The larger issue of a national plan has held center stage for weeks in Washington, where Senate and House conferees appear to be making bicameral, bipartisan progress on a multi-year funding of a new highways bill, as it’s traditionally called.
Other work for highways is moving faster at state levels, the magazine State Legislatures reports in its June issue. The journal, published by the National Conference of State Legislatures, provides news of state-level work nationwide.
The article “Paving the Way” in the June issue describes how states are moving past the long-delayed national funding reforms to act on pressing highway and bridge needs in-state:
• Pennsylvania is considering a broad partnership with the private sector to build bridges, a method used on a limited basis in Mississippi.
• Iowa, which calculates it gets $1.6 billion less than it needs each year to keep up with highway needs, is considering the first tax increase – 10 cents per gallon – on fuel in 23 years. It is also viewed as a jobs bill.
• Kansas, looking down the road to less oil dependence, is considering ways to “tax” people who charge their electric cars at public retail charging stations rather than letting them slip through the taxation net that all gasoline/diesel powered drivers encounter.
• Arizona is considering a per-mile tax for electric vehicles and possibly a “vehicles miles traveled” tax for the total travel of individuals.
• At least 10 states, the magazine reports, have developed special “high occupancy toll lanes” fees for solo drivers who want to use high-occupancy vehicle lanes, which sometimes move faster.
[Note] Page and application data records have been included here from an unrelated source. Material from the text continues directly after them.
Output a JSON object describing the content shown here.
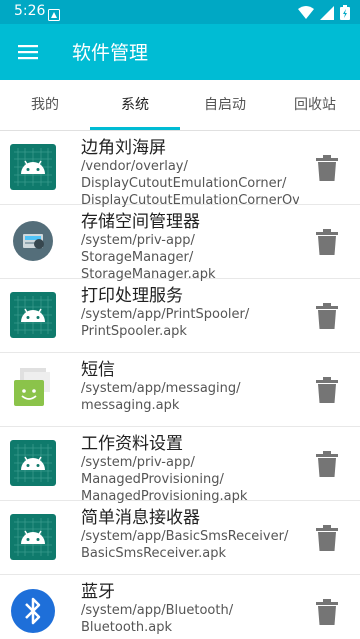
{
  "status_bar": {
    "time": "5:26"
  },
  "app_bar": {
    "title": "软件管理"
  },
  "tabs": [
    {
      "label": "我的",
      "active": false
    },
    {
      "label": "系统",
      "active": true
    },
    {
      "label": "自启动",
      "active": false
    },
    {
      "label": "回收站",
      "active": false
    }
  ],
  "apps": [
    {
      "name": "边角刘海屏",
      "path": "/vendor/overlay/\nDisplayCutoutEmulationCorner/\nDisplayCutoutEmulationCornerOve",
      "icon": "android-icon"
    },
    {
      "name": "存储空间管理器",
      "path": "/system/priv-app/\nStorageManager/\nStorageManager.apk",
      "icon": "storage-icon"
    },
    {
      "name": "打印处理服务",
      "path": "/system/app/PrintSpooler/\nPrintSpooler.apk",
      "icon": "android-icon"
    },
    {
      "name": "短信",
      "path": "/system/app/messaging/\nmessaging.apk",
      "icon": "messaging-icon"
    },
    {
      "name": "工作资料设置",
      "path": "/system/priv-app/\nManagedProvisioning/\nManagedProvisioning.apk",
      "icon": "android-icon"
    },
    {
      "name": "简单消息接收器",
      "path": "/system/app/BasicSmsReceiver/\nBasicSmsReceiver.apk",
      "icon": "android-icon"
    },
    {
      "name": "蓝牙",
      "path": "/system/app/Bluetooth/\nBluetooth.apk",
      "icon": "bluetooth-icon"
    }
  ],
  "colors": {
    "accent": "#00bcd4",
    "status": "#00a8c4",
    "android_tile": "#0f7a6c"
  }
}
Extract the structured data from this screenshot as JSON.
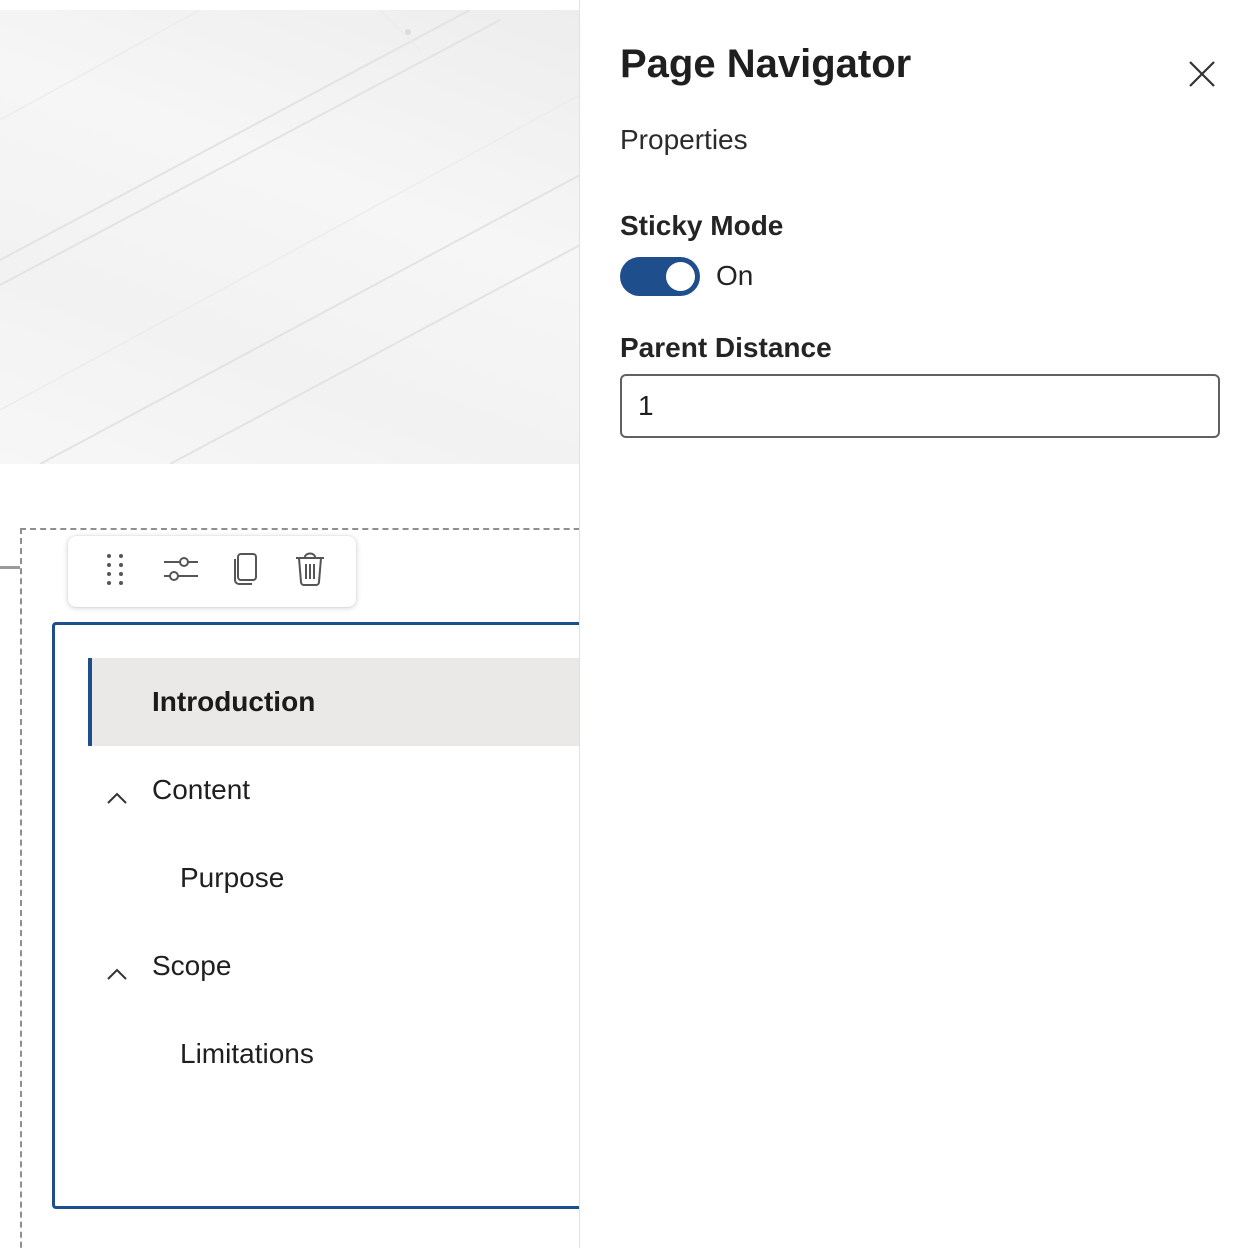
{
  "panel": {
    "title": "Page Navigator",
    "section": "Properties",
    "sticky_mode": {
      "label": "Sticky Mode",
      "state_text": "On",
      "checked": true
    },
    "parent_distance": {
      "label": "Parent Distance",
      "value": "1"
    },
    "close_icon": "close-icon"
  },
  "toolbar": {
    "icons": [
      "drag-handle-icon",
      "settings-sliders-icon",
      "duplicate-icon",
      "delete-icon"
    ]
  },
  "navigator": {
    "items": [
      {
        "label": "Introduction",
        "active": true
      },
      {
        "label": "Content",
        "collapsible": true
      },
      {
        "label": "Purpose"
      },
      {
        "label": "Scope",
        "collapsible": true
      },
      {
        "label": "Limitations"
      }
    ]
  },
  "colors": {
    "accent": "#1f4e8c",
    "active_item_bg": "#ebe9e8"
  }
}
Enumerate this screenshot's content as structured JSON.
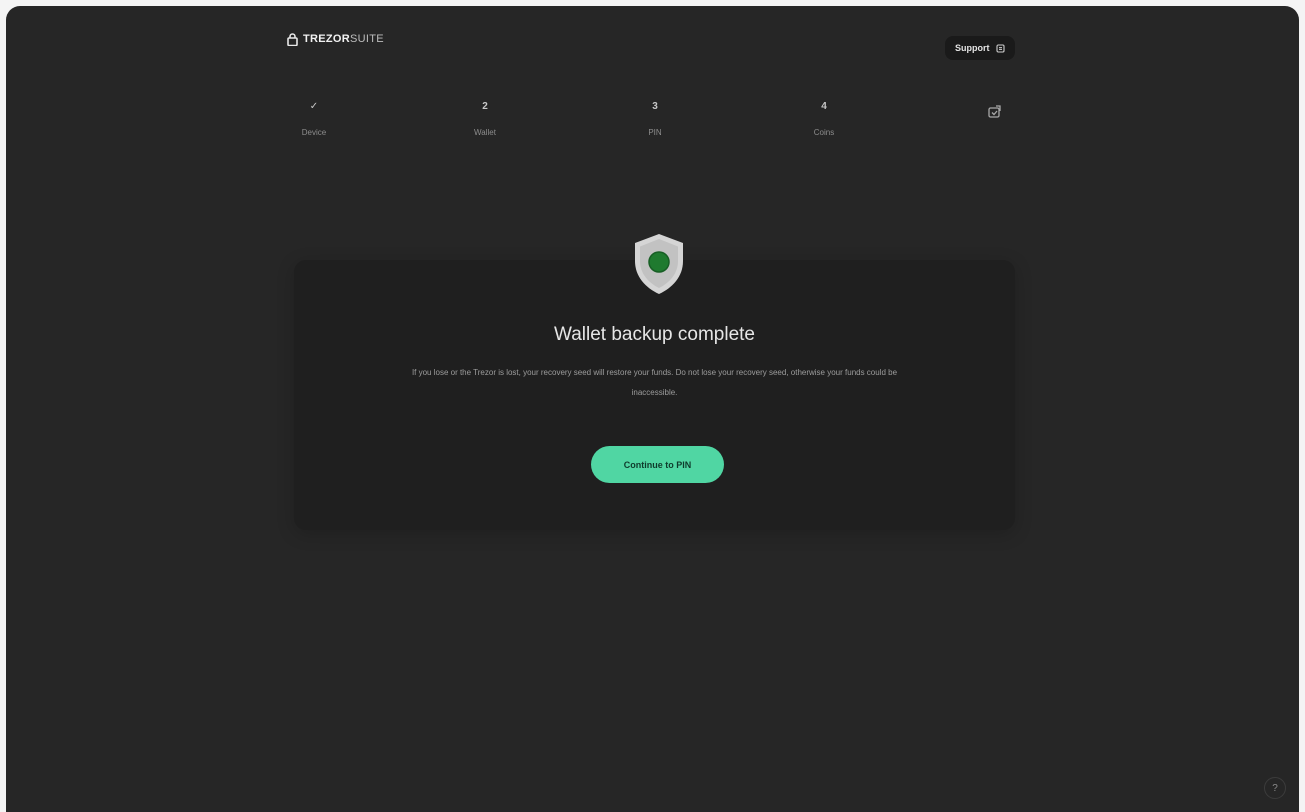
{
  "app": {
    "logo_bold": "TREZOR",
    "logo_light": "SUITE",
    "logo_icon": "lock-icon"
  },
  "header": {
    "support_label": "Support",
    "support_icon": "support-icon"
  },
  "stepper": {
    "steps": [
      {
        "number": "✓",
        "label": "Device"
      },
      {
        "number": "2",
        "label": "Wallet"
      },
      {
        "number": "3",
        "label": "PIN"
      },
      {
        "number": "4",
        "label": "Coins"
      }
    ],
    "final_icon": "wallet-check-icon"
  },
  "card": {
    "icon": "shield-check-icon",
    "title": "Wallet backup complete",
    "description": "If you lose or the Trezor is lost, your recovery seed will restore your funds. Do not lose your recovery seed, otherwise your funds could be inaccessible.",
    "button_label": "Continue to PIN"
  },
  "footer": {
    "help_label": "?",
    "help_icon": "help-icon"
  },
  "colors": {
    "background": "#262626",
    "card": "#1f1f1f",
    "accent": "#50d6a3",
    "shield": "#d5d5d5",
    "shield_dot": "#1f7a2f"
  }
}
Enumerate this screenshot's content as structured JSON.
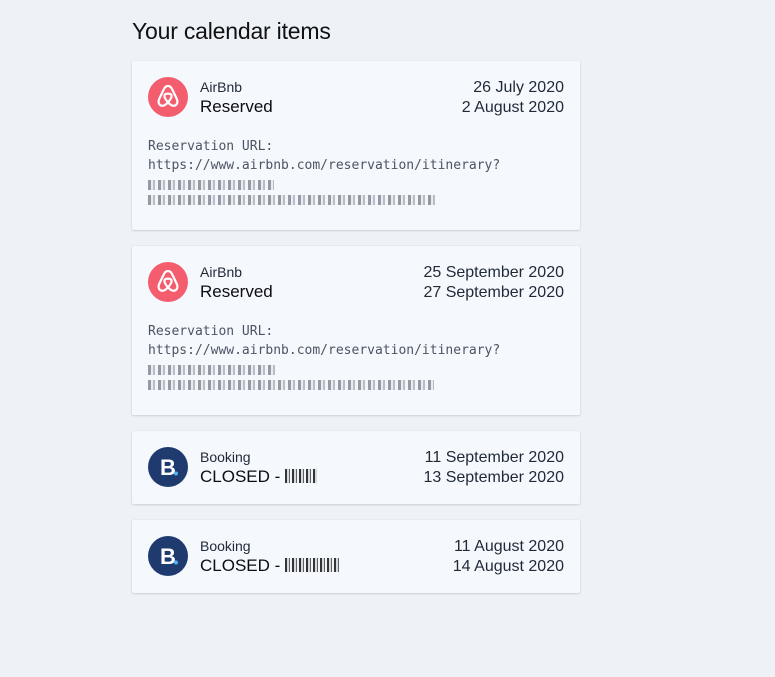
{
  "page": {
    "title": "Your calendar items"
  },
  "items": [
    {
      "provider": "AirBnb",
      "status": "Reserved",
      "start_date": "26 July 2020",
      "end_date": "2 August 2020",
      "notes_label": "Reservation URL:",
      "notes_url": "https://www.airbnb.com/reservation/itinerary?",
      "icon": "airbnb-logo-icon"
    },
    {
      "provider": "AirBnb",
      "status": "Reserved",
      "start_date": "25 September 2020",
      "end_date": "27 September 2020",
      "notes_label": "Reservation URL:",
      "notes_url": "https://www.airbnb.com/reservation/itinerary?",
      "icon": "airbnb-logo-icon"
    },
    {
      "provider": "Booking",
      "status": "CLOSED - ",
      "start_date": "11 September 2020",
      "end_date": "13 September 2020",
      "icon": "booking-logo-icon"
    },
    {
      "provider": "Booking",
      "status": "CLOSED - ",
      "start_date": "11 August 2020",
      "end_date": "14 August 2020",
      "icon": "booking-logo-icon"
    }
  ],
  "colors": {
    "airbnb": "#f35d6e",
    "booking": "#1f3a6e",
    "background": "#eef1f6",
    "card": "#f5f8fc"
  }
}
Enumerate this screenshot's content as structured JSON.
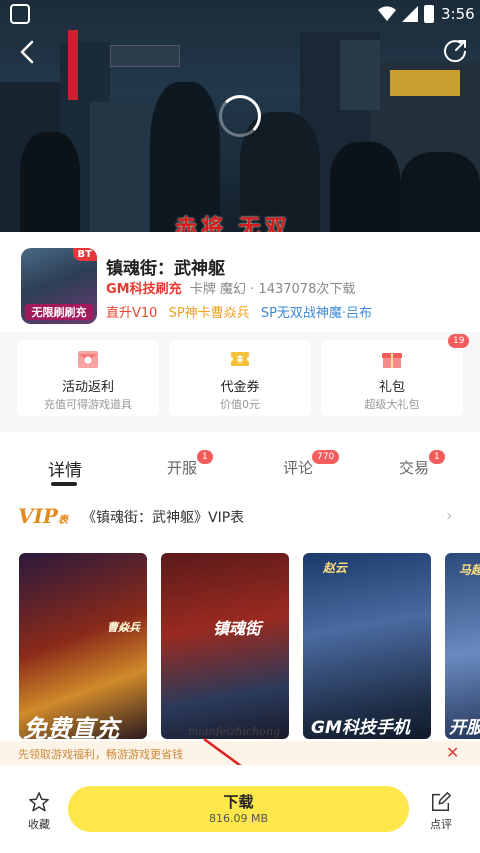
{
  "status_bar": {
    "time": "3:56"
  },
  "hero": {
    "overlay_text": "赤将 无双"
  },
  "app": {
    "title": "镇魂街：武神躯",
    "badge": "BT",
    "icon_tag": "无限刷刷充",
    "gm_label": "GM科技刷充",
    "genre": "卡牌 魔幻",
    "separator": "·",
    "downloads": "1437078次下载",
    "tags": [
      {
        "text": "直升V10",
        "color": "#e8452f"
      },
      {
        "text": "SP神卡曹焱兵",
        "color": "#f0a020"
      },
      {
        "text": "SP无双战神魔·吕布",
        "color": "#3c8ad8"
      }
    ]
  },
  "benefits": [
    {
      "title": "活动返利",
      "subtitle": "充值可得游戏道具",
      "icon": "rebate-envelope-icon"
    },
    {
      "title": "代金券",
      "subtitle": "价值0元",
      "icon": "voucher-icon"
    },
    {
      "title": "礼包",
      "subtitle": "超级大礼包",
      "icon": "gift-icon",
      "badge": "19"
    }
  ],
  "tabs": [
    {
      "label": "详情",
      "active": true
    },
    {
      "label": "开服",
      "badge": "1"
    },
    {
      "label": "评论",
      "badge": "770"
    },
    {
      "label": "交易",
      "badge": "1"
    }
  ],
  "vip": {
    "label": "VIP",
    "label_suffix": "表",
    "text": "《镇魂街：武神躯》VIP表"
  },
  "screenshots": [
    {
      "caption": "免费直充",
      "side_text": "曹焱兵"
    },
    {
      "caption": "镇魂街",
      "side_text": ""
    },
    {
      "caption": "GM科技手机",
      "side_text": "赵云"
    },
    {
      "caption": "开服",
      "side_text": "马超"
    }
  ],
  "watermark": "mianfeizhichong",
  "tip": {
    "text": "先领取游戏福利，畅游游戏更省钱",
    "close": "✕"
  },
  "bottom_bar": {
    "favorite_label": "收藏",
    "download_label": "下载",
    "download_size": "816.09 MB",
    "review_label": "点评"
  },
  "colors": {
    "accent_yellow": "#fde74a",
    "red": "#e7392e",
    "badge": "#f25c5c"
  }
}
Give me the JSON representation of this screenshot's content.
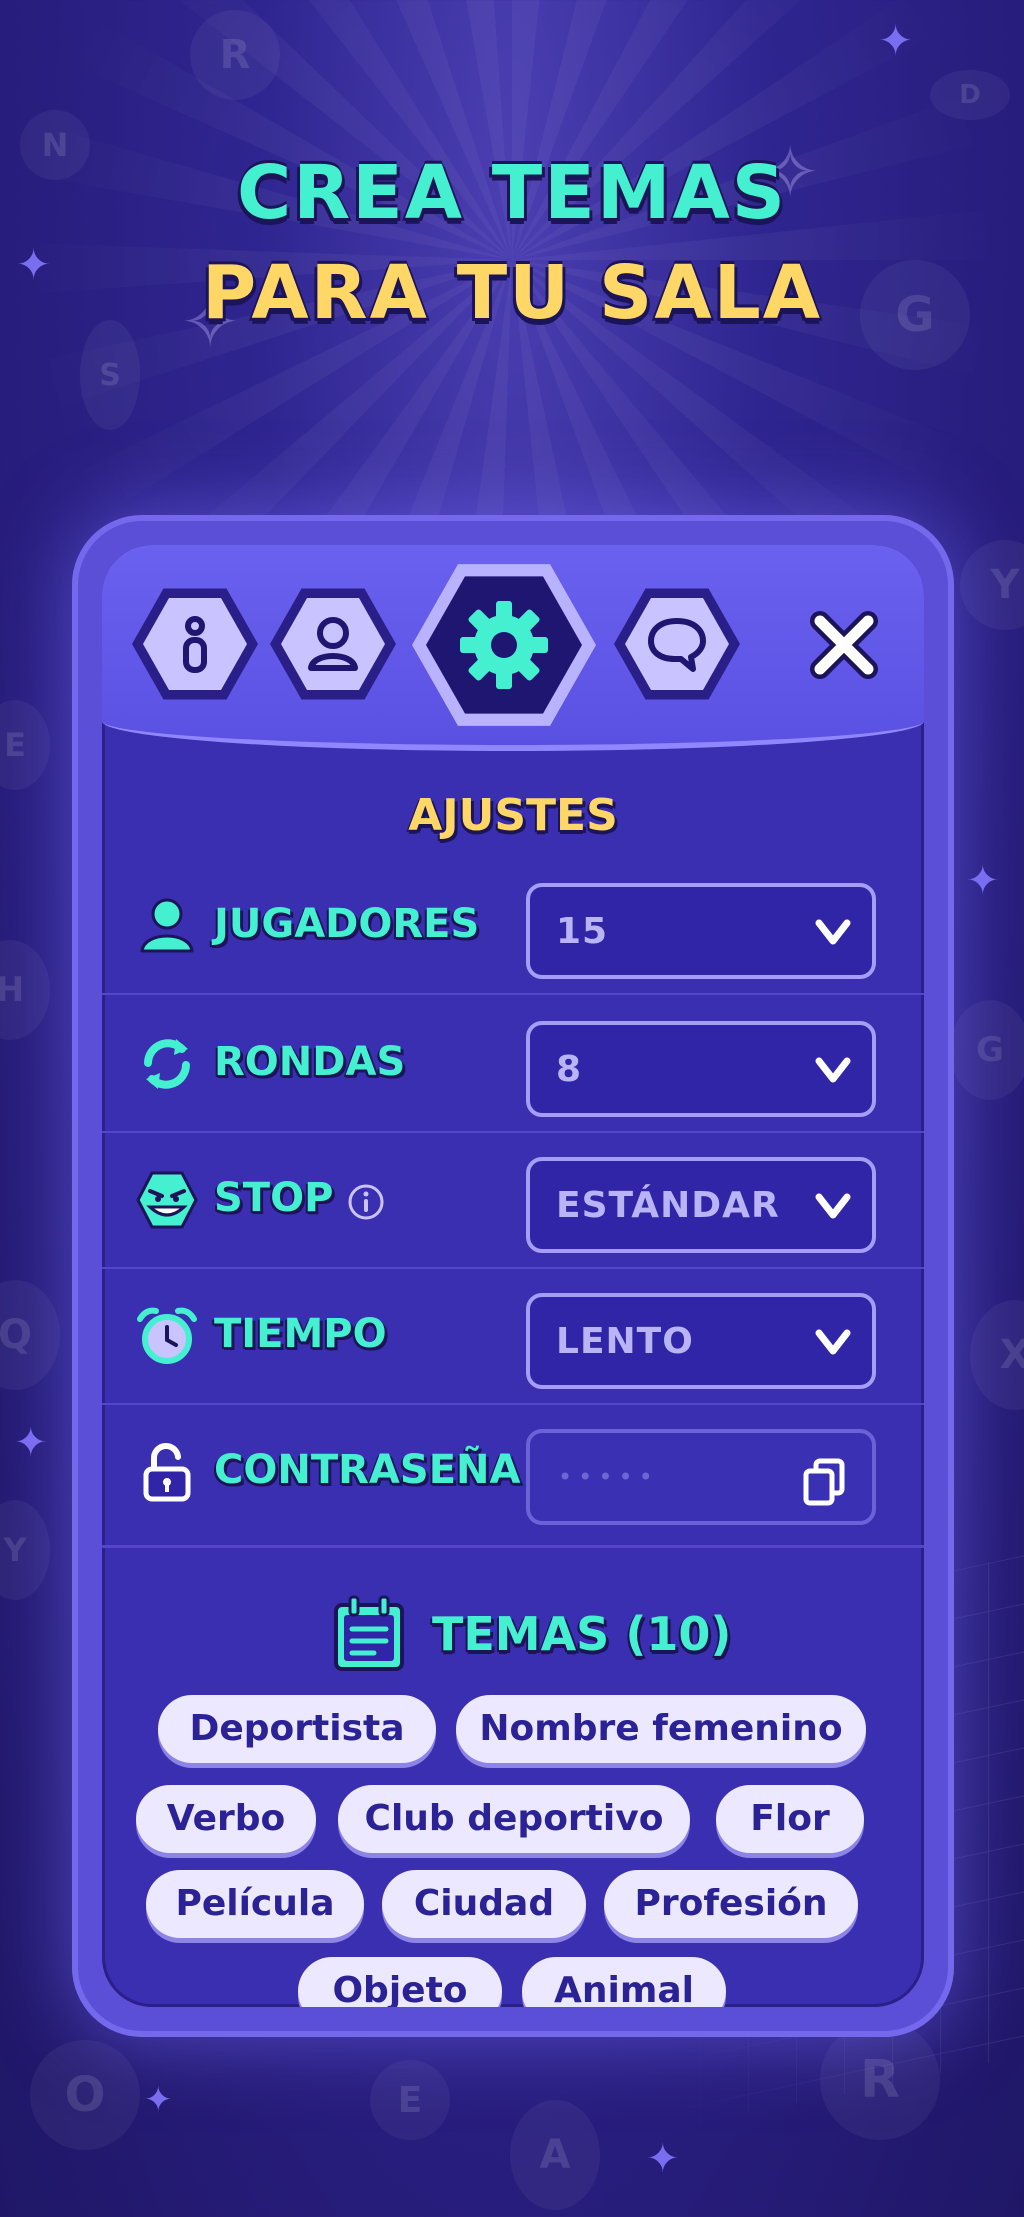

• Maine and other states are considering an economic-development approach to highways, with special bond issues for major highways related to economic development opportunities put to voter approval.
All the state efforts, of course, would be boosted if a longer-term national highways bill – jobs creator as well as a road builder – could be hashed out and then passed by both chambers before the June 30 deadline on the current extension.
The states, at this point, are outpacing the federal government in finding solutions.